Those who say Nigerians don’t have what it takes to compete with Western standards are the sort of people I like to keep away from. As much as I’m in the habit of pointing out where developed countries get some things right, where we don’t, and how it may well be expedient for us to take a cue from them, it’s not because I think we’re not capable. We are, and that’s what makes it the more tragic and frustrating that we find ourselves where we are.
Lagos, the Centre of Excellence truly lived up to its sobriquet by masterfully containing the Ebola virus when the Ebola infected Liberian – American gentleman, Patrick Oliver Sawyer, imported the deadly virus into Nigeria a few years ago. Had it not been for the swift, decisive and efficient manner in which the Lagos State government’s apparatus, under the able leadership of the then Governor, Babatunde Raji Fashola, moved in to rebuff and confine it to “a corner”, the entire country would very likely have faced a disaster of epic proportions. This remarkable feat, which incidentally, officials of several other African governments later came to Lagos to study and adopt as the standard strategy in their own countries, is evidence enough that excellence is not by any means an exclusive preserve of developed nations. Even underdeveloped countries can still boast of “developed” individuals, many of whom are very quietly leading the way in their various fields. It’s really all about leadership. That’s what makes the difference.
Stella Adadevoh was such a person. This beautiful, petite and lovely woman led from the front, as any leader worth his or her salt should. In her eagerness to fulfill her Hippocratic oath of treating the sick to the best of her ability and to do her utmost to save his life, and protect the lives of millions of her compatriots, she spared little thought for her own wellbeing, preferring to ignore the obvious hazards of exposing herself to perhaps the most virulent of infections known to man. Mirroring the sacrificial and selfless leadership act of the Captain of a sinking ship who dutifully refuses to abandon ship, until all passengers and crew have disembarked or have been successfully rescued, even in the full knowledge that he may never make it off, this uncommonly brave woman risked it all. As a leader both in name and in character, and with utmost devotion to her profession, she sacrificed herself for the sake of humanity and we Nigerians will forever remain grateful for this. As a distant relative on my mum’s side of the family, we had occasion several years before this sad but heroic incident, to chat in her sitting room, where she discussed her son’s schooling with me. Little did I know that would be the last time we would see. Till this day, I haven’t had the heart to delete her number on my phone. I haven’t been able to do that for any of my late loved ones either. Dr Stella Adadevoh, an epitome of excellence, an epitome of leadership, and as I’m even more proud to say, a Nigerian.
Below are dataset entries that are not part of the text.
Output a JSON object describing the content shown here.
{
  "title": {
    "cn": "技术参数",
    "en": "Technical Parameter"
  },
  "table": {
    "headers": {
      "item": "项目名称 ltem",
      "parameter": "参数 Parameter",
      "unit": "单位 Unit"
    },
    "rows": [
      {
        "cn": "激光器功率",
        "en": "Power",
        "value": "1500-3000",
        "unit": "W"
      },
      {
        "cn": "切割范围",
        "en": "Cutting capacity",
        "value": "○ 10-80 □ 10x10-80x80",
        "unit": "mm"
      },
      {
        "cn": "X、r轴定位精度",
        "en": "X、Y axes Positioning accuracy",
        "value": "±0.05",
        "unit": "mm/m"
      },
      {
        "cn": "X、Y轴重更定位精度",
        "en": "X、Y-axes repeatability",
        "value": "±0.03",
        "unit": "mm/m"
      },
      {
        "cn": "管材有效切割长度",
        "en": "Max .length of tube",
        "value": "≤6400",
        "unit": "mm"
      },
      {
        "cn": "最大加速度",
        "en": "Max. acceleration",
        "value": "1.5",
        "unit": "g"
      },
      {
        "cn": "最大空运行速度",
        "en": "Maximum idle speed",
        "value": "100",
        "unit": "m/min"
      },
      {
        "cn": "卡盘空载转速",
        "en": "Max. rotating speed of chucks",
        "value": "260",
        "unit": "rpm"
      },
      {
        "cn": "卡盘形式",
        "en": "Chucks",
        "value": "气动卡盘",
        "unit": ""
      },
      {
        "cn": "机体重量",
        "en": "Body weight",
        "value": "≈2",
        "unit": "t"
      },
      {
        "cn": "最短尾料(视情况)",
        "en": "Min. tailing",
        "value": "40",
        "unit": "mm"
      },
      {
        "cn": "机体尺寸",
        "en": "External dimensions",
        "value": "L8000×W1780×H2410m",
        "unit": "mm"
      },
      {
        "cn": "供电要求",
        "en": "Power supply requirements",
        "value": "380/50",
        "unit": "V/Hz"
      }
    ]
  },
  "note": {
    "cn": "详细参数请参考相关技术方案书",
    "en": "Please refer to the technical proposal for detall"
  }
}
Leadership isn’t meant to be just about securing all privileges and “largesse” of position for yourself but it’s supposed to be about inspiring the led to be the best they can be and to be willing at the drop of a hat to sacrifice your comfort and perks for the benefit of all, whenever occasion calls for it. It calls for doing whatever is necessary, within the confines of the law and acceptable ethical practice, to move one’s organization or nation forward even if this happens to be at one’s personal expense. It takes a mind willing to subject itself to standards beyond that which is expected of others. It takes a heart which derives its joy and satisfaction from seeing the majority prosper as a result of one’s leading and actions rather than one which jumps at every opportunity to oppress his subordinates or compatriots and laud it over them. It takes a heart of humility, seeking to collaborate with others to achieve the best result and which readily confesses that each victory is a result of team effort and not one which majors in self-glorification. It also takes a mind which remains faithful to its principles no matter the temptation, the pressure or the inconvenience. Its anchors do not shift according to the tides of life but remain constant. Now, more than ever does our dear nation Nigeria need such selfless individuals.
Heraclitus once said, “a man’s character is his fate”. Call me foolish if you will but I’m of the strong opinion that if all Nigerians take a step back to assess their conduct and examine if it actually pays them in the long run, not just in the immediate; we might come to the realization that it actually doesn’t. And the gradual change in mindset this self-awareness will subsequently initiate, would at the very least, represent useful baby steps towards producing better leaders. After all, they all emerge from our midst. They have never dropped from the heavens. If we’re to subscribe to Joseph de Maistre’s submission that, “every nation gets the government it deserves” the better we are, the better our leaders should also be.
Changing the nation…one mind at a